In the largest case series of primary cutaneous small medium T cell lymphoma by Beltraminelli et al.,[8] the authors suggested that this entity be named “cutaneous nodular proliferation of pleomorphic T lymphocytes of undetermined significance” and should not be classified as benign or malignant.

In summary, primary cutaneous CD4 positive small/medium T cell lymphoma represents a rare but recognizable clinicopathological entity, and should be acknowledged as a diagnostic category separate from cutaneous peripheral T-cell lymphoma, unspecified. Given the histological and immunophenotypic overlap with benign and malignant cutaneous lymphoid infiltrates, diagnosis requires careful morphologic and immunophenotypic analysis, as well as molecular genetic studies. In patients with solitary lesions limited to the skin, an indolent clinical course after complete excision of the lesion can be expected. Recognition of this entity is important to avoid unnecessary treatment for these patients.

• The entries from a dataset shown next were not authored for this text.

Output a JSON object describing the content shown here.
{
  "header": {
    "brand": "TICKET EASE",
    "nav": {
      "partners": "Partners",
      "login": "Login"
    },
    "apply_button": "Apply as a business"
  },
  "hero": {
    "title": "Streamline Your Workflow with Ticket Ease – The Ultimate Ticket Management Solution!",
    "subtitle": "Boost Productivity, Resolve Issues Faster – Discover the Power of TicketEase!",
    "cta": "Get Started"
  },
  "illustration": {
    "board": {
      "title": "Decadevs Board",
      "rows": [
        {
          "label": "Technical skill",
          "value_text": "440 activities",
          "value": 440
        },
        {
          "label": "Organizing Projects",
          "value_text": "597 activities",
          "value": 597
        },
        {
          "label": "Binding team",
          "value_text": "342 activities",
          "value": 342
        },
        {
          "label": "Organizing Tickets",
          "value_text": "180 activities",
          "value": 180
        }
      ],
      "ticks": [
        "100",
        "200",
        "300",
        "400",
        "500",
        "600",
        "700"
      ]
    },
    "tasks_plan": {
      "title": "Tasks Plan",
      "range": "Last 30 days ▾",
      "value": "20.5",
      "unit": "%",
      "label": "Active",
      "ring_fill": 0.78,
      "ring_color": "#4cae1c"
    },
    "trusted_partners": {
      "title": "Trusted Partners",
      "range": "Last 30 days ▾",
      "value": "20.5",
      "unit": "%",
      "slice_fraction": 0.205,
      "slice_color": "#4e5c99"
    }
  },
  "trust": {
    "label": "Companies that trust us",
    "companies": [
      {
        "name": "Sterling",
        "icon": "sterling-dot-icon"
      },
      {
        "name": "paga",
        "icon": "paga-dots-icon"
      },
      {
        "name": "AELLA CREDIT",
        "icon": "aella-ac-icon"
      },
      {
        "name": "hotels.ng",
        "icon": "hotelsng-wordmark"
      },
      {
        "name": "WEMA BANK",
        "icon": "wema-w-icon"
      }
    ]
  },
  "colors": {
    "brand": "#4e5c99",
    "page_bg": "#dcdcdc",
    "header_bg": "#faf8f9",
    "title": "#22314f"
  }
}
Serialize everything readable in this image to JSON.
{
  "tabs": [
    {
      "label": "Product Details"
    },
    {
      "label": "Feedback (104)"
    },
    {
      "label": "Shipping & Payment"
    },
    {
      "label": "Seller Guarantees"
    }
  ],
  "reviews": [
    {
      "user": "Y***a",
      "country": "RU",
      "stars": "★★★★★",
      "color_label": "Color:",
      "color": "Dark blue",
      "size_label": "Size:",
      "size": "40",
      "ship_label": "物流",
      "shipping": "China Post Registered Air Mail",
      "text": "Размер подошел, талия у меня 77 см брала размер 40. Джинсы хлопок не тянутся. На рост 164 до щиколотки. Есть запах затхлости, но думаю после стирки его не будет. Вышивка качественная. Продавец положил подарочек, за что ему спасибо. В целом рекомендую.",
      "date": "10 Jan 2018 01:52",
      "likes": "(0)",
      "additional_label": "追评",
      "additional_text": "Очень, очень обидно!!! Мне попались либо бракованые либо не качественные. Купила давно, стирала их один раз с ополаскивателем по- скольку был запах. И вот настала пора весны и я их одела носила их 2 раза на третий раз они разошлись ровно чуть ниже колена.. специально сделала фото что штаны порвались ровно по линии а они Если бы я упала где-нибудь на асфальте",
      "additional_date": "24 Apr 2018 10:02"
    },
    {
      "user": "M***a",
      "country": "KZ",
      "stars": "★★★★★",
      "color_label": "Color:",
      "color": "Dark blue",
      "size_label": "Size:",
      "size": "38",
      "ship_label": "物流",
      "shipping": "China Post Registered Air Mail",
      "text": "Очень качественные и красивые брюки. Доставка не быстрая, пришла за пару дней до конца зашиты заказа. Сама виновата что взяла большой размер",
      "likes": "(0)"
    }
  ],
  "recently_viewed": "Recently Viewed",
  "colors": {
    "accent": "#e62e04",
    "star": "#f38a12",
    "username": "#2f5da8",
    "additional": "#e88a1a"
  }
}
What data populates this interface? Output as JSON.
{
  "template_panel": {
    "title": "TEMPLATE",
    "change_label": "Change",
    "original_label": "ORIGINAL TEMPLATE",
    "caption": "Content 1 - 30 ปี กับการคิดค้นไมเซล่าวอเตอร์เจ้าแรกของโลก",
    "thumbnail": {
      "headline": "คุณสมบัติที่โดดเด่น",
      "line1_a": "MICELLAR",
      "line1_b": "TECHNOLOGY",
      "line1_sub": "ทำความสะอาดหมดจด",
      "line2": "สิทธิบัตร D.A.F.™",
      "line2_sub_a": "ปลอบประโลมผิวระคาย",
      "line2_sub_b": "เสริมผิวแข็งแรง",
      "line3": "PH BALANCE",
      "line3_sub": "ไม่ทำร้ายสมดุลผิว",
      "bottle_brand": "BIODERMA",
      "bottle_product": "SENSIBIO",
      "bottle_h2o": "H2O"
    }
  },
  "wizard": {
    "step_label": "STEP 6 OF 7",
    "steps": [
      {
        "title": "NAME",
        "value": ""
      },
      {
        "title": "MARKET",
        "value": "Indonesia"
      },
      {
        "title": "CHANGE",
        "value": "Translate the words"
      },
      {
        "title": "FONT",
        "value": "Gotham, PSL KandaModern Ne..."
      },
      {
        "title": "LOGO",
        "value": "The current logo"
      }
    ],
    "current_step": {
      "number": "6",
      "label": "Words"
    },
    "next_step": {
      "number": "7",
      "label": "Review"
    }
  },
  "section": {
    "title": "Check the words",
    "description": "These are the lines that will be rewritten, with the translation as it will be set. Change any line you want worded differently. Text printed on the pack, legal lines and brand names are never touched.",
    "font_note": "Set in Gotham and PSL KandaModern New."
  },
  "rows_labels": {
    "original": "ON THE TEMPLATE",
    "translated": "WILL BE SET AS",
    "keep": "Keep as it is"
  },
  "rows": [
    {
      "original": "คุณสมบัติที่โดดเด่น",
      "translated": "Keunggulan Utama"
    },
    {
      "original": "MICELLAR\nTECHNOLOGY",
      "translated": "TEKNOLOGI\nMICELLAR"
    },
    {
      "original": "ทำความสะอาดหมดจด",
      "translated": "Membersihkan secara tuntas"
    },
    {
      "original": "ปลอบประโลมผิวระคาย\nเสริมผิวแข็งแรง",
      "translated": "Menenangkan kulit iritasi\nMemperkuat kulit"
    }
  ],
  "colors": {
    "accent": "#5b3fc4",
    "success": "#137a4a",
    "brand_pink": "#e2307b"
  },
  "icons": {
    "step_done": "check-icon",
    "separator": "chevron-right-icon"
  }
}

Financial support and sponsorship


Conflicts of interest

There are no conflicts of interest.

Willemze R, Jaffe ES, Burg G, Cerroni L, Berti E, Swerdlow SH, et al. WHO-EORTC classification for cutaneous lymphomas. Blood 2005;105:3768-85.
[Google Scholar]
Friedmann D, Wechsler J, Delfau MH, Estève E, Farcet JP, de Muret A, et al. Primary cutaneous pleomorphic small T-cell lymphoma. A review of 11 cases. The French Study Group on Cutaneous Lymphomas. Arch Dermatol 1995;131:1009-15.
[Google Scholar]
Kim YC, Vandersteen DP. Primary cutaneous pleomorphic small/medium-sized T-cell lymphoma in a young man. Br J Dermatol 2001;144:903-5.
[Google Scholar]
von den Driesch P, Coors EA. Localized cutaneous small to medium-sized pleomorphic T-cell lymphoma: A report of 3 cases stable for years. J Am Acad Dermatol 2002;46:531-5.
[Google Scholar]
Garcia-Herrera A, Colomo L, Camós M, Carreras J, Balague O, Martinez A, et al. Primary cutaneous small/medium CD4+ T-cell lymphomas: A heterogeneous group of tumors with different clinicopathologic features and outcome. J Clin Oncol 2008;26:3364-71.
[Google Scholar]
Lan TT, Brown NA, Hristov AC. Controversies and considerations in the diagnosis of primary cutaneous CD4+ small/medium T-cell lymphoma. Arch Pathol Lab Med 2014;138:1307-18.
[Google Scholar]
Bekkenk MW, Vermeer MH, Jansen PM, van Marion AM, Canninga-van Dijk MR, Kluin PM, et al. Peripheral T-cell lymphomas unspecified presenting in the skin: Analysis of prognostic factors in a group of 82 patients. Blood 2003;102:2213-9.
[Google Scholar]
Beltraminelli H, Leinweber B, Kerl H, Cerroni L. Primary cutaneous CD4+ small-/medium-sized pleomorphic T-cell lymphoma: A cutaneous nodular proliferation of pleomorphic T lymphocytes of undetermined significance? A study of 136 cases. Am J Dermatopathol 2009;31:317-22.
[Google Scholar]

Fulltext Views

PDF downloads
Show Sections